The dotmesh-provisioner-runner ClusterRole.

This is the role the Dotmesh provisioner will run under. You shouldn’t need to change this.

The dotmesh-provisioner ClusterRoleBinding.

This simply binds the dotmesh-provisioner ServiceAccount to the dotmesh-provisioner-runner ClusterRole. You shouldn’t need to change this.

The dotmesh-dynamic-provisioner Deployment.

This actually runs the dynamic provisioner. Only one replica of it needs to run somewhere in the cluster; it just looks for Dotmesh PVCs and creates corresponding PVs, so it doesn’t need to actually run on very node.

It references the dotmesh secret from the dotmesh namespace, in order to obtain the cluster’s admin API key so it can communicate with the Dotmesh server.

The dotmesh StorageClass.

This defines a default dotmesh StorageClass that, when referenced from a PersistentVolumeClaim, will cause Dotmesh to manage the resulting volume.

In the parameters section, there’s a single configurable item. dotmeshNamespace is the default namespace for dots accessed through this StorageClass. You probably don’t need to change it unless you’re doing something interesting.

Dotmesh PersistentVolumeClaims.

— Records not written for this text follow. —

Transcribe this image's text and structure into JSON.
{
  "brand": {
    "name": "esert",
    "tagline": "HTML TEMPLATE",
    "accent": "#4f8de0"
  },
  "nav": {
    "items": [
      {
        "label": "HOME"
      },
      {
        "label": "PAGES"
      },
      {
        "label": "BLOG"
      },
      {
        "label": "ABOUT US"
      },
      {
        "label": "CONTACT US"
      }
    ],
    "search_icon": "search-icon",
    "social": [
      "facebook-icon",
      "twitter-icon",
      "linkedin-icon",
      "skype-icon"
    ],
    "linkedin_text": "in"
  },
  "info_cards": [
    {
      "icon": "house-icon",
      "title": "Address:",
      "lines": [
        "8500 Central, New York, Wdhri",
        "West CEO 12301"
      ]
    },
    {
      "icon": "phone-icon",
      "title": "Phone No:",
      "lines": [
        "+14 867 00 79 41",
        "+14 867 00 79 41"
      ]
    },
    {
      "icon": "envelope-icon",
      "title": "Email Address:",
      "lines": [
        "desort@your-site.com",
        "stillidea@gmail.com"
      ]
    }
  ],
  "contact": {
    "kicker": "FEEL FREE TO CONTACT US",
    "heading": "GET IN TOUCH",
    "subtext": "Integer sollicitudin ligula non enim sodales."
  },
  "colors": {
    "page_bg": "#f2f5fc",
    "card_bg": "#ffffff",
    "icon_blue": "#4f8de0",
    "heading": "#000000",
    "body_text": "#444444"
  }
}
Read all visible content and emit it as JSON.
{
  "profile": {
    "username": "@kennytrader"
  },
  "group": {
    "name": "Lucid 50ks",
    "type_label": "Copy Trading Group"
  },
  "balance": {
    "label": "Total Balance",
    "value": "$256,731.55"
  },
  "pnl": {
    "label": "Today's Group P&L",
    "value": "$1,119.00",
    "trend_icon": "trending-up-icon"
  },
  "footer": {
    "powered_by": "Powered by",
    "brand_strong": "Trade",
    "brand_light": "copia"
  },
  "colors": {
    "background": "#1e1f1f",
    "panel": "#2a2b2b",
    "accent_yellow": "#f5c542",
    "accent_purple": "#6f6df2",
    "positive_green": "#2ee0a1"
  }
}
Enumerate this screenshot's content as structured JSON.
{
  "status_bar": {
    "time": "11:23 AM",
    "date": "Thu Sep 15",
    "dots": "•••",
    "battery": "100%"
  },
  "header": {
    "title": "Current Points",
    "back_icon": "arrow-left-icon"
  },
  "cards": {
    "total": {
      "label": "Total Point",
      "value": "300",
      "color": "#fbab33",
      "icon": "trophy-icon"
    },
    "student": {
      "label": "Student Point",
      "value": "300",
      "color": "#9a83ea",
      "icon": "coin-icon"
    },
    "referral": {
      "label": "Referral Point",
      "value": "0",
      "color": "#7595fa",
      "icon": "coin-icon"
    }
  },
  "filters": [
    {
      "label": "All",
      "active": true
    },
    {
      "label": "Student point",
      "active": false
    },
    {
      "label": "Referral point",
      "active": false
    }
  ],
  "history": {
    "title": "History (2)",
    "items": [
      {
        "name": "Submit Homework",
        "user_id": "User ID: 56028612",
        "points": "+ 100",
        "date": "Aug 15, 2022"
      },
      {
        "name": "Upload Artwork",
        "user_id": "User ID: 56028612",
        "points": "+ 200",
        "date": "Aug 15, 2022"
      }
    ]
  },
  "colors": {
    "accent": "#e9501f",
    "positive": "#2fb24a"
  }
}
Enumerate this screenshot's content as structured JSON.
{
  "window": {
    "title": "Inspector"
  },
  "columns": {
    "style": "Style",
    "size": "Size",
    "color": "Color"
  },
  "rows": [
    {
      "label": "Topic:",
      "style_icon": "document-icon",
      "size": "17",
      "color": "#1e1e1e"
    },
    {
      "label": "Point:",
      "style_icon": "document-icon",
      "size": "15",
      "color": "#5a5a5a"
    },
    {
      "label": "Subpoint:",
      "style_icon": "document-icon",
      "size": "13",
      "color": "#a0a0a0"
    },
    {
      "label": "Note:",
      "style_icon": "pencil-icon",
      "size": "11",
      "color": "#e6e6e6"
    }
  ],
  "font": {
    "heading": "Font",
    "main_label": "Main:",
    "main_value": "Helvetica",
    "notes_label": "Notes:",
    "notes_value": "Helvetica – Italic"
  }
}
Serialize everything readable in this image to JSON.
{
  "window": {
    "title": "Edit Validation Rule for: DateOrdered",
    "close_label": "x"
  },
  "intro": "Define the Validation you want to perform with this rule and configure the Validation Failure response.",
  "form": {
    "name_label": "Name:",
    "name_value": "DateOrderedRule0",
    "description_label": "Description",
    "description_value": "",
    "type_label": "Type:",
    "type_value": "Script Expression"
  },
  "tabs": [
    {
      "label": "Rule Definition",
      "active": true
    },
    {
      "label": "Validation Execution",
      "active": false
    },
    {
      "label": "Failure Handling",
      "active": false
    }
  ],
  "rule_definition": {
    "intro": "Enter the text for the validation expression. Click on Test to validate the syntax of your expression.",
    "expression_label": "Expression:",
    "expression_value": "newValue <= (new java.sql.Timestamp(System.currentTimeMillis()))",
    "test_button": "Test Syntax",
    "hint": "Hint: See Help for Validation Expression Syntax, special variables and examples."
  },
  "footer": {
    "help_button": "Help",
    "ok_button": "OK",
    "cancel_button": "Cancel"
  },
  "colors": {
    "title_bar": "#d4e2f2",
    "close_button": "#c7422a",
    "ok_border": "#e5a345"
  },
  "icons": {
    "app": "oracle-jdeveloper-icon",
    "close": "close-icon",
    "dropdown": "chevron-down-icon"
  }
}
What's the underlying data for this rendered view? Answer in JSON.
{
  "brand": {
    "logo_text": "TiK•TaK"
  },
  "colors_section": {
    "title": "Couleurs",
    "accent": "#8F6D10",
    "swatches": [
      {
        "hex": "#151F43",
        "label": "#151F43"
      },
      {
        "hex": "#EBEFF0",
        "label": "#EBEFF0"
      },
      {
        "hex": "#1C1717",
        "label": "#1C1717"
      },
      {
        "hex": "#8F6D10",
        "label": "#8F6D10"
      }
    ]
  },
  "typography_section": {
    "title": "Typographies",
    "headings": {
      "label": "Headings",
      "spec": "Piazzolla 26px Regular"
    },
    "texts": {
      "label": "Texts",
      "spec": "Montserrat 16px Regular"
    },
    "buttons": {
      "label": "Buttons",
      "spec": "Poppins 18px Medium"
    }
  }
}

A PersistentVolumeClaim using a Dotmesh StorageClass has the following structure:

kind: PersistentVolumeClaim
apiVersion: v1
metadata:
  name: example-pvc
  annotations:
    dotmeshNamespace: admin
    dotmeshName: example
    dotmeshSubdot: logging_db
spec:
  storageClassName: dotmesh
  accessModes:
    - ReadWriteOnce
  resources:
    requests:
      storage: 1Gi

The interesting parts:

  • spec.storageClassName must reference a suitably configured Dotmesh StorageClass, or Dotmesh won’t manage this volume.
  • metadata.annotations.dotmeshNamespace can be used to override the namespace in which the dot is kept. The default is inherited from the StorageClass, or defaults to admin if none is specifed there, so it needn’t be specified here unless you’re doing something strange.
  • metadata.annotations.dotmeshName is the name of the dot. If you don’t specify it, then the name of the PVC (in this case, example-pvc) will be used.
  • metadata.annotations.dotmeshSubdot is the name of the subdot to use. If left unspecified, then the default of __default__ will be used. Use __root__ to reference the root of the dot, or any other name to use a specific subdot.